[Entries supplied Boundary: Start]
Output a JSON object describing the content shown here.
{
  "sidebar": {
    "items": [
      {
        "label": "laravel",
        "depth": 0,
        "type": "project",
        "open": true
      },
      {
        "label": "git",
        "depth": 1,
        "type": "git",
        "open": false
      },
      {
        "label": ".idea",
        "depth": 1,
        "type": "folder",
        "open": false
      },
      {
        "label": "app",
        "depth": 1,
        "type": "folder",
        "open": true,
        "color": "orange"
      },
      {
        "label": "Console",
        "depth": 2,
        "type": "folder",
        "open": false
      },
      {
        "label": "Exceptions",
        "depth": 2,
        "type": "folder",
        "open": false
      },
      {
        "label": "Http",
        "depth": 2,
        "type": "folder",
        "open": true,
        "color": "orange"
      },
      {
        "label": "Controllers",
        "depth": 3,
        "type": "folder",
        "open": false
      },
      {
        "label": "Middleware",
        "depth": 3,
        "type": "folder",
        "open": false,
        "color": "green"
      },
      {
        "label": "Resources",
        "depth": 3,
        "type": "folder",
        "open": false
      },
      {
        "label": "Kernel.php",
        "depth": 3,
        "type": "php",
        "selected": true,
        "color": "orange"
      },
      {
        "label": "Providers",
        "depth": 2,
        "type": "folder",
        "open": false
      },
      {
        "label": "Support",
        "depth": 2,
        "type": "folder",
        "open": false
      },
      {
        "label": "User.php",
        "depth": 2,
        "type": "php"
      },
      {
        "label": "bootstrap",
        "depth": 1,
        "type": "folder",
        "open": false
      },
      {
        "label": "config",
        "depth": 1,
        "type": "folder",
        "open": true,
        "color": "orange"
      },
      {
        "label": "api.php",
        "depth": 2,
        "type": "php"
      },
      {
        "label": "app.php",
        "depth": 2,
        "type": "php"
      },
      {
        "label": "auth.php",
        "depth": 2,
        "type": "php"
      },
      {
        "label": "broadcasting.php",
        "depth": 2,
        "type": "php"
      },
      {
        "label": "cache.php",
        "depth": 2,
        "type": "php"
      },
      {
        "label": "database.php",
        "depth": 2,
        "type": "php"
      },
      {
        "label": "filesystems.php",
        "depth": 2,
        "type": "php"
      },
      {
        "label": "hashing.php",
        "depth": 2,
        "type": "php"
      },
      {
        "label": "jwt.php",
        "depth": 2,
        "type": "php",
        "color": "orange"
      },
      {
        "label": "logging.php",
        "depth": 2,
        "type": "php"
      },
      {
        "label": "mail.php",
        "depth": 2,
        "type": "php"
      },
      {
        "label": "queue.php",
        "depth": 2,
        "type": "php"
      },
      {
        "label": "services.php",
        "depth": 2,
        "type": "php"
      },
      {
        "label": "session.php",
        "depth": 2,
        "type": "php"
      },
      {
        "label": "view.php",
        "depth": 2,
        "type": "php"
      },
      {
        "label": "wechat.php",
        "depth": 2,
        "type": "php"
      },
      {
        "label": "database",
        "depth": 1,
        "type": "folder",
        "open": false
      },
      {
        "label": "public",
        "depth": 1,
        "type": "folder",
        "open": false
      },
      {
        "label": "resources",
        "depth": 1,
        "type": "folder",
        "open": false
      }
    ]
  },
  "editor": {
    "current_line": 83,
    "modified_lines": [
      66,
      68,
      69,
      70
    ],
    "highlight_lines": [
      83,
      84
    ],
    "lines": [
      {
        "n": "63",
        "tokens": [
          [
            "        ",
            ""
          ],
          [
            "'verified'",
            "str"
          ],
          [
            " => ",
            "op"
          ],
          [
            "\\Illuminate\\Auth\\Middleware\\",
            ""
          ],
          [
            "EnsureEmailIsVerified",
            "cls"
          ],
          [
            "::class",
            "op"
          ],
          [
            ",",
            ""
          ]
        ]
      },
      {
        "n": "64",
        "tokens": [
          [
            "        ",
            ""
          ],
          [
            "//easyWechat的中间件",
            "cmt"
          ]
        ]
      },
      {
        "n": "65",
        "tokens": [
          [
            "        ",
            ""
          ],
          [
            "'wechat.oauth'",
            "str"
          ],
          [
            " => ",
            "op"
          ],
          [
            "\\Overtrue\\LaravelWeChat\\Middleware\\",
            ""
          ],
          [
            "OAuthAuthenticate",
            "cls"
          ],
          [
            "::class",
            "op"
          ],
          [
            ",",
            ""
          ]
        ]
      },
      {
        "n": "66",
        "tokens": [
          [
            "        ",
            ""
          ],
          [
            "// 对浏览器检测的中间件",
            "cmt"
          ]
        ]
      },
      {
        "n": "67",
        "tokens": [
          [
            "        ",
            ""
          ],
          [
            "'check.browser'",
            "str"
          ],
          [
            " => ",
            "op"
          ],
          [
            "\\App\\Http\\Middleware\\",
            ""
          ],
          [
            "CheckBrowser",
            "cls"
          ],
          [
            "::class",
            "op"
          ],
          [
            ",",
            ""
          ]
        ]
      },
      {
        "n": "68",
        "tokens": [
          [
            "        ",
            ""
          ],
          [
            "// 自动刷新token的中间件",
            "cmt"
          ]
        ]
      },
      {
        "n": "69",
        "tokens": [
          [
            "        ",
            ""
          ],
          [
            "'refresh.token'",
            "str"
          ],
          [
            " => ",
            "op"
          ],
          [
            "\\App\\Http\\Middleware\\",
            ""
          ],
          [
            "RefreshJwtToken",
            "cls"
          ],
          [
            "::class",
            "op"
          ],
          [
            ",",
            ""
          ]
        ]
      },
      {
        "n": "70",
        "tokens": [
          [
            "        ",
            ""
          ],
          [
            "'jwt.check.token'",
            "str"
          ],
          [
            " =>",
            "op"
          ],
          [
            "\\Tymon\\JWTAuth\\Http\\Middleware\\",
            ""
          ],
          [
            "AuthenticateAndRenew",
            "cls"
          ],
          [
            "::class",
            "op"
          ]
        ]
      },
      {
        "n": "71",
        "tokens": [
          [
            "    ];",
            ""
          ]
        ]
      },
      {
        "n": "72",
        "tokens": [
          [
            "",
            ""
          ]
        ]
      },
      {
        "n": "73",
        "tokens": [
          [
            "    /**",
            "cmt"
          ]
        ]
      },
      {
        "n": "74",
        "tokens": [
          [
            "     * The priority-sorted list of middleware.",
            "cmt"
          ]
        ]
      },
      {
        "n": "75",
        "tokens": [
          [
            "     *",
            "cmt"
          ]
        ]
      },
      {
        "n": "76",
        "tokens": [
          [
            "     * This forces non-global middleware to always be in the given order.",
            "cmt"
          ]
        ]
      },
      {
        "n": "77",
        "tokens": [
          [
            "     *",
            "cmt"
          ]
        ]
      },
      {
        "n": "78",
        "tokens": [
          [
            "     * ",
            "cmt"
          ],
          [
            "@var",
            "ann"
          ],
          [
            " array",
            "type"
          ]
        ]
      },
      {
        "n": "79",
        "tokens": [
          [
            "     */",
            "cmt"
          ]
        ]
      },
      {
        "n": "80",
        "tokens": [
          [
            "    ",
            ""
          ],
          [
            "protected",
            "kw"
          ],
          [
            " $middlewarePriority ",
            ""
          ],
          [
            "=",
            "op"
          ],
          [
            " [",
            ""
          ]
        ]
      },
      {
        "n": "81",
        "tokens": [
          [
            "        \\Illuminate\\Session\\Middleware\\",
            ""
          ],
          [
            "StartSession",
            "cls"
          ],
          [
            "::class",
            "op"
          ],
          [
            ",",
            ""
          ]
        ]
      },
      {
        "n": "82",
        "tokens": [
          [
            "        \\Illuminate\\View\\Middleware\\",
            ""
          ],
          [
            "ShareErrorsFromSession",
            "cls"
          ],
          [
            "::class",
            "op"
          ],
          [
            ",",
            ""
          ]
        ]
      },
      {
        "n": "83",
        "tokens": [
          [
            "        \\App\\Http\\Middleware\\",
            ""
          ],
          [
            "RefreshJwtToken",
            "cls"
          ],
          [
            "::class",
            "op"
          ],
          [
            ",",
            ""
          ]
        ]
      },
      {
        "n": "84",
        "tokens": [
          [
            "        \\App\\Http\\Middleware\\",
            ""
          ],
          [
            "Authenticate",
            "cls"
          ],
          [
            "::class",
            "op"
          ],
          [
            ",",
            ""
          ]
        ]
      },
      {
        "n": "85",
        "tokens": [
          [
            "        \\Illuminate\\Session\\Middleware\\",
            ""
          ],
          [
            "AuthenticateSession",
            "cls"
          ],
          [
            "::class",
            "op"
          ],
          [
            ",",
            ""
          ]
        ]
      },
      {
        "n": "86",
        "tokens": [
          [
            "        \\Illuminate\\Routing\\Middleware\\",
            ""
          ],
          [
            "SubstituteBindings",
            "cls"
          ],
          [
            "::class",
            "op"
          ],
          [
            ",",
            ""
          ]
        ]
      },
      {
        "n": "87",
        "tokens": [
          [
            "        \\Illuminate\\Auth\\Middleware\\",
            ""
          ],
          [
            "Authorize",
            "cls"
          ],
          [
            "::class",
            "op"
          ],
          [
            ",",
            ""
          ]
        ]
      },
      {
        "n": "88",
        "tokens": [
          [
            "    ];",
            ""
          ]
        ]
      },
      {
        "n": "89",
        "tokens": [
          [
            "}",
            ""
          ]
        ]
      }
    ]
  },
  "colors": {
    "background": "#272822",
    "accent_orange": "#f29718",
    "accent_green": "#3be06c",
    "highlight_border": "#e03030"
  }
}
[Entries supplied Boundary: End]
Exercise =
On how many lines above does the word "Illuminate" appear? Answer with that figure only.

Task response =
6